It’s that “later” that keeps Tarah up nights. She admits that sometimes her mind is overrun by fundraising ideas to enhance the foundation’s financial resources. She’s often forced out of bed to write down her thoughts on her donated iPhone or laptop.
“When it’s out of my mind, then I can sleep,” said the expectant mother.
Chiri is an abbreviation of her 2 ½-year-old daughter’s Swahili middle name: Chepchirchir. The little girl is rarely called by her first name, Mckayla, in the village.
While Tarah handles the endless scholarship requests, Chiri plays with village children, but on a recent afternoon the little girl wanted fruit and only her mother could get it for her. Tarah went to find an orange.
Parenting is different in the village than in Tarah’s Canadian homeland, and it took her a while to get used to the independence of children. The older kids take care of the younger ones, she explains. The village is the little girl’s playground, and her cousins, aunts, uncles and grandparents are her playmates.
Tarah said she worries about things like her half-Kenyan daughter not remembering English, but her concern is eased when westerners visit and Chiri responds to the English questions in Swahili, or speaks English to the visitors, even though the youngster “thinks if you’re in Kenya, you speak Swahili,” recalled Tarah with a laugh.
“I was Skyping with my sister and Chiri told her the same stories I had, but in Swahili, so at least I know she understands,” said Tarah, adding that her daughter’s Swahili vocabulary is surpassing her own.
In the evenings when the vehicles carrying Wesley and other villagers home, mother and daughter sit on the grassy knoll that overlooks the village road. “She likes watching the lights,” said Tarah about the little girl’s pastime.

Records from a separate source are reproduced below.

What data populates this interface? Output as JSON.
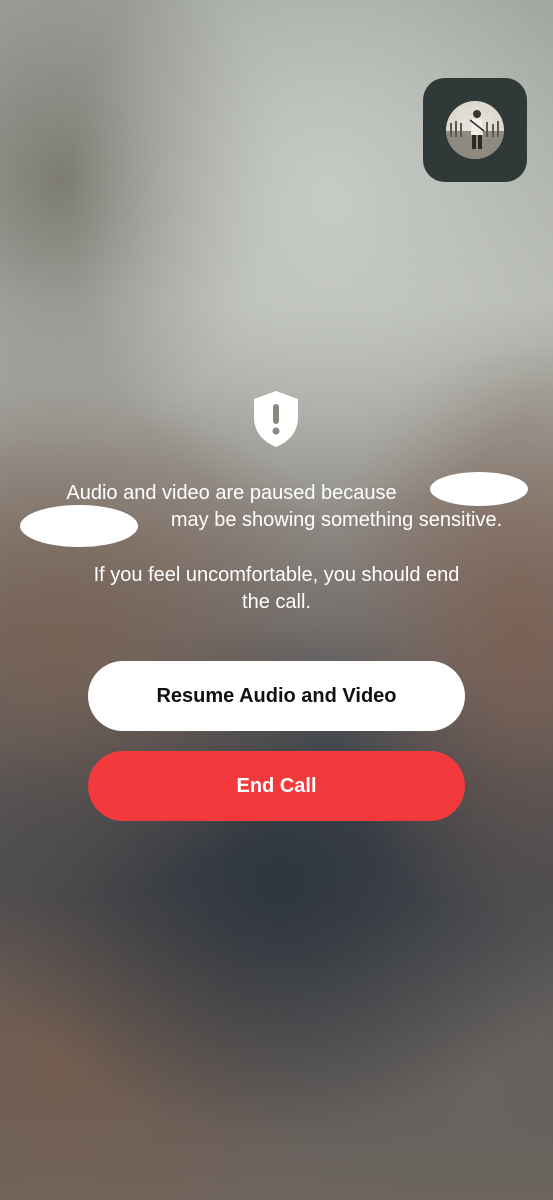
{
  "notice": {
    "line1_prefix": "Audio and video are paused because",
    "line2_suffix": "may be showing something sensitive.",
    "advice": "If you feel uncomfortable, you should end the call."
  },
  "buttons": {
    "resume_label": "Resume Audio and Video",
    "end_label": "End Call"
  },
  "icons": {
    "warning": "shield-exclamation-icon",
    "pip": "self-view-avatar"
  },
  "colors": {
    "end_button": "#f23a3c",
    "resume_button": "#ffffff"
  }
}
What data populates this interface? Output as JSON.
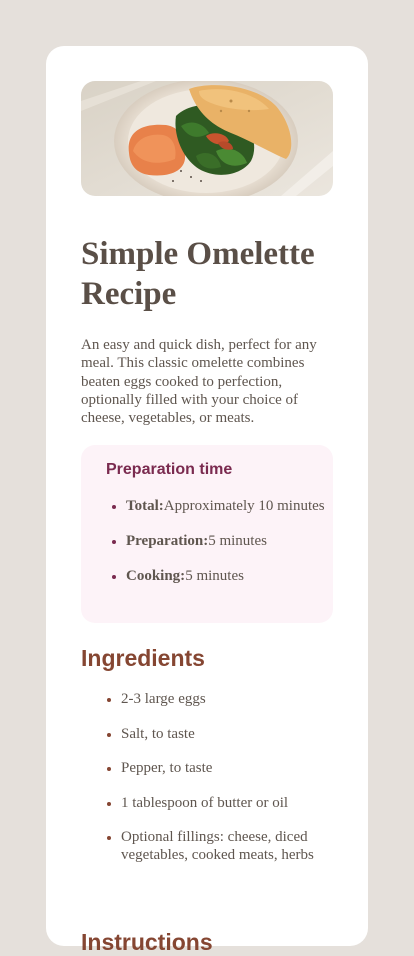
{
  "recipe": {
    "image_alt": "Omelette with spinach on a plate",
    "title": "Simple Omelette Recipe",
    "description": "An easy and quick dish, perfect for any meal. This classic omelette combines beaten eggs cooked to perfection, optionally filled with your choice of cheese, vegetables, or meats."
  },
  "preparation": {
    "heading": "Preparation time",
    "items": [
      {
        "label": "Total:",
        "value": "Approximately 10 minutes"
      },
      {
        "label": "Preparation:",
        "value": "5 minutes"
      },
      {
        "label": "Cooking:",
        "value": "5 minutes"
      }
    ]
  },
  "ingredients": {
    "heading": "Ingredients",
    "items": [
      "2-3 large eggs",
      "Salt, to taste",
      "Pepper, to taste",
      "1 tablespoon of butter or oil",
      "Optional fillings: cheese, diced vegetables, cooked meats, herbs"
    ]
  },
  "instructions": {
    "heading": "Instructions"
  },
  "colors": {
    "page_background": "#e5e0db",
    "card_background": "#ffffff",
    "heading_brown": "#854632",
    "prep_heading": "#7a2a4f",
    "prep_background": "#fdf3f8",
    "body_text": "#5f564f"
  }
}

In an African culture galvanized by tribal lines (there are 42 of them), Tarah is a symbol of unity in her adopted homeland. Tribal barriers can be broken. After all, “if Wesley can marry a mzungu, then we can all work together,” she said.
Together, the couple works together in balance to achieve what Wesley dreams.
“I’m a big dreamer,” said Wesley. “And she’s the one who has to take the little steps to get to the big dream. Without her, my big dream would never happen.”
There’s a “clashing point,” he said, between his big dreams and her realism, and “sometimes we get frustrated with each other because of our different ways of doing things, but we’re always able to come to an agreement.”
The western-educated visionary commends his wife for adapting to the slow Kenyan pace after being raised in a home where everything was planned and organized.
“She used to be the person to test the temperature (of the water) before she jumps,” said Wesley. “Now she just jumps with me.”
Read about how the Kenyan Kids Foundation funds Cherangany education
Read about the Kenyan Kids Foundation supports Cherangany agriculture
To learn more about the Kenyan Kids Foundation, click here.